## WHAT THE EXERCISE ASKS
All of the entries must be output exactly as they are.
== EXERCISE DATA
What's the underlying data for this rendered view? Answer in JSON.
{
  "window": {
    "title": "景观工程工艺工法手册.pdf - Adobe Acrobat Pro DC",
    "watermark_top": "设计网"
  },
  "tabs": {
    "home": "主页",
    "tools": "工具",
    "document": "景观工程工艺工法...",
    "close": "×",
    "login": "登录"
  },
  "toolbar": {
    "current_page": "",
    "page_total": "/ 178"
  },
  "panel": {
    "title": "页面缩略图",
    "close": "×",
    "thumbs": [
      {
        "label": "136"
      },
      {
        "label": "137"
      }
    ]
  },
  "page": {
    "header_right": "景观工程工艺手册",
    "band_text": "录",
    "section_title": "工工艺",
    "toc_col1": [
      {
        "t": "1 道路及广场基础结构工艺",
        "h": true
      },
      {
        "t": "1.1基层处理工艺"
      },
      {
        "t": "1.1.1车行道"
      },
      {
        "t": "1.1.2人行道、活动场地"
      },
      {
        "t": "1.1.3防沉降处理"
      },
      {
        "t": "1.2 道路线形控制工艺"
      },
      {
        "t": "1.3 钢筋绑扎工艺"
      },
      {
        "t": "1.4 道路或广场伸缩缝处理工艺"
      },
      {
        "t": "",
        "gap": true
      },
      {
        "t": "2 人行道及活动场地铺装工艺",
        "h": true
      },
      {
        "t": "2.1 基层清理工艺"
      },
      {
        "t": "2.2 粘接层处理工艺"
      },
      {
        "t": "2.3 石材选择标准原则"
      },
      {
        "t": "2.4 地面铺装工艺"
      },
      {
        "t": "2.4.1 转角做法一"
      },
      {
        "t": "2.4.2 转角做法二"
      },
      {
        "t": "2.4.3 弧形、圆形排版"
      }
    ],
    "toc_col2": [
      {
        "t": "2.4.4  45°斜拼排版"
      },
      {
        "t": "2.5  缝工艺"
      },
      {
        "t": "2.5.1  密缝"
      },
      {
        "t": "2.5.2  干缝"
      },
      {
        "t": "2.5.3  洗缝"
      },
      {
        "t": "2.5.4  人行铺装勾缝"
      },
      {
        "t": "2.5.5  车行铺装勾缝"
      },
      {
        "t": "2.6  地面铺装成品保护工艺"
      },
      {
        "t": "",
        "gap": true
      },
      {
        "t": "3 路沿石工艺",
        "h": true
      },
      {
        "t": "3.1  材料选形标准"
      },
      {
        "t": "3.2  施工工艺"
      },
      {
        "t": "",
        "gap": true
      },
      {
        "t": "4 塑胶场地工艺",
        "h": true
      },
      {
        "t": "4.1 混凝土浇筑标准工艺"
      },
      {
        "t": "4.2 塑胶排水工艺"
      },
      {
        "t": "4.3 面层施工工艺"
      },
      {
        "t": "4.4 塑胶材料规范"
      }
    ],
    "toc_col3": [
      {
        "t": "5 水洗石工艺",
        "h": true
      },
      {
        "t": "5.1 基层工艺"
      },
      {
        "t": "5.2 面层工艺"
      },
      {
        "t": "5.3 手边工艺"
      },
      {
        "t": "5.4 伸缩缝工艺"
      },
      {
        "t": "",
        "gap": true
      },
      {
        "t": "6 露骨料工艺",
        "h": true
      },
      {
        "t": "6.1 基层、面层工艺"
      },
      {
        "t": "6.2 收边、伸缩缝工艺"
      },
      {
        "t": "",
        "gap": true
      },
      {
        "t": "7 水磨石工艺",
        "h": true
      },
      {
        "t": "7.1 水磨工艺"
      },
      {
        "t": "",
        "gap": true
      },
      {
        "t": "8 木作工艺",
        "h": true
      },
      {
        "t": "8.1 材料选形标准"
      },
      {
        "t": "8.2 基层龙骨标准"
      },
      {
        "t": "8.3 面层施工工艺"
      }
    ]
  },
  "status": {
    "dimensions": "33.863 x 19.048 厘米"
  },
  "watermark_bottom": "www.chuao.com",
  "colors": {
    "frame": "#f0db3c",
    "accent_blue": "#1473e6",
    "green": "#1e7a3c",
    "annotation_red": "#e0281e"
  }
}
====
## WRITTEN SOLUTION
What's the underlying data for this rendered view? Answer in JSON.
{
  "window": {
    "title": "景观工程工艺工法手册.pdf - Adobe Acrobat Pro DC",
    "watermark_top": "设计网"
  },
  "tabs": {
    "home": "主页",
    "tools": "工具",
    "document": "景观工程工艺工法...",
    "close": "×",
    "login": "登录"
  },
  "toolbar": {
    "current_page": "",
    "page_total": "/ 178"
  },
  "panel": {
    "title": "页面缩略图",
    "close": "×",
    "thumbs": [
      {
        "label": "136"
      },
      {
        "label": "137"
      }
    ]
  },
  "page": {
    "header_right": "景观工程工艺手册",
    "band_text": "录",
    "section_title": "工工艺",
    "toc_col1": [
      {
        "t": "1 道路及广场基础结构工艺",
        "h": true
      },
      {
        "t": "1.1基层处理工艺"
      },
      {
        "t": "1.1.1车行道"
      },
      {
        "t": "1.1.2人行道、活动场地"
      },
      {
        "t": "1.1.3防沉降处理"
      },
      {
        "t": "1.2 道路线形控制工艺"
      },
      {
        "t": "1.3 钢筋绑扎工艺"
      },
      {
        "t": "1.4 道路或广场伸缩缝处理工艺"
      },
      {
        "t": "",
        "gap": true
      },
      {
        "t": "2 人行道及活动场地铺装工艺",
        "h": true
      },
      {
        "t": "2.1 基层清理工艺"
      },
      {
        "t": "2.2 粘接层处理工艺"
      },
      {
        "t": "2.3 石材选择标准原则"
      },
      {
        "t": "2.4 地面铺装工艺"
      },
      {
        "t": "2.4.1 转角做法一"
      },
      {
        "t": "2.4.2 转角做法二"
      },
      {
        "t": "2.4.3 弧形、圆形排版"
      }
    ],
    "toc_col2": [
      {
        "t": "2.4.4  45°斜拼排版"
      },
      {
        "t": "2.5  缝工艺"
      },
      {
        "t": "2.5.1  密缝"
      },
      {
        "t": "2.5.2  干缝"
      },
      {
        "t": "2.5.3  洗缝"
      },
      {
        "t": "2.5.4  人行铺装勾缝"
      },
      {
        "t": "2.5.5  车行铺装勾缝"
      },
      {
        "t": "2.6  地面铺装成品保护工艺"
      },
      {
        "t": "",
        "gap": true
      },
      {
        "t": "3 路沿石工艺",
        "h": true
      },
      {
        "t": "3.1  材料选形标准"
      },
      {
        "t": "3.2  施工工艺"
      },
      {
        "t": "",
        "gap": true
      },
      {
        "t": "4 塑胶场地工艺",
        "h": true
      },
      {
        "t": "4.1 混凝土浇筑标准工艺"
      },
      {
        "t": "4.2 塑胶排水工艺"
      },
      {
        "t": "4.3 面层施工工艺"
      },
      {
        "t": "4.4 塑胶材料规范"
      }
    ],
    "toc_col3": [
      {
        "t": "5 水洗石工艺",
        "h": true
      },
      {
        "t": "5.1 基层工艺"
      },
      {
        "t": "5.2 面层工艺"
      },
      {
        "t": "5.3 手边工艺"
      },
      {
        "t": "5.4 伸缩缝工艺"
      },
      {
        "t": "",
        "gap": true
      },
      {
        "t": "6 露骨料工艺",
        "h": true
      },
      {
        "t": "6.1 基层、面层工艺"
      },
      {
        "t": "6.2 收边、伸缩缝工艺"
      },
      {
        "t": "",
        "gap": true
      },
      {
        "t": "7 水磨石工艺",
        "h": true
      },
      {
        "t": "7.1 水磨工艺"
      },
      {
        "t": "",
        "gap": true
      },
      {
        "t": "8 木作工艺",
        "h": true
      },
      {
        "t": "8.1 材料选形标准"
      },
      {
        "t": "8.2 基层龙骨标准"
      },
      {
        "t": "8.3 面层施工工艺"
      }
    ]
  },
  "status": {
    "dimensions": "33.863 x 19.048 厘米"
  },
  "watermark_bottom": "www.chuao.com",
  "colors": {
    "frame": "#f0db3c",
    "accent_blue": "#1473e6",
    "green": "#1e7a3c",
    "annotation_red": "#e0281e"
  }
}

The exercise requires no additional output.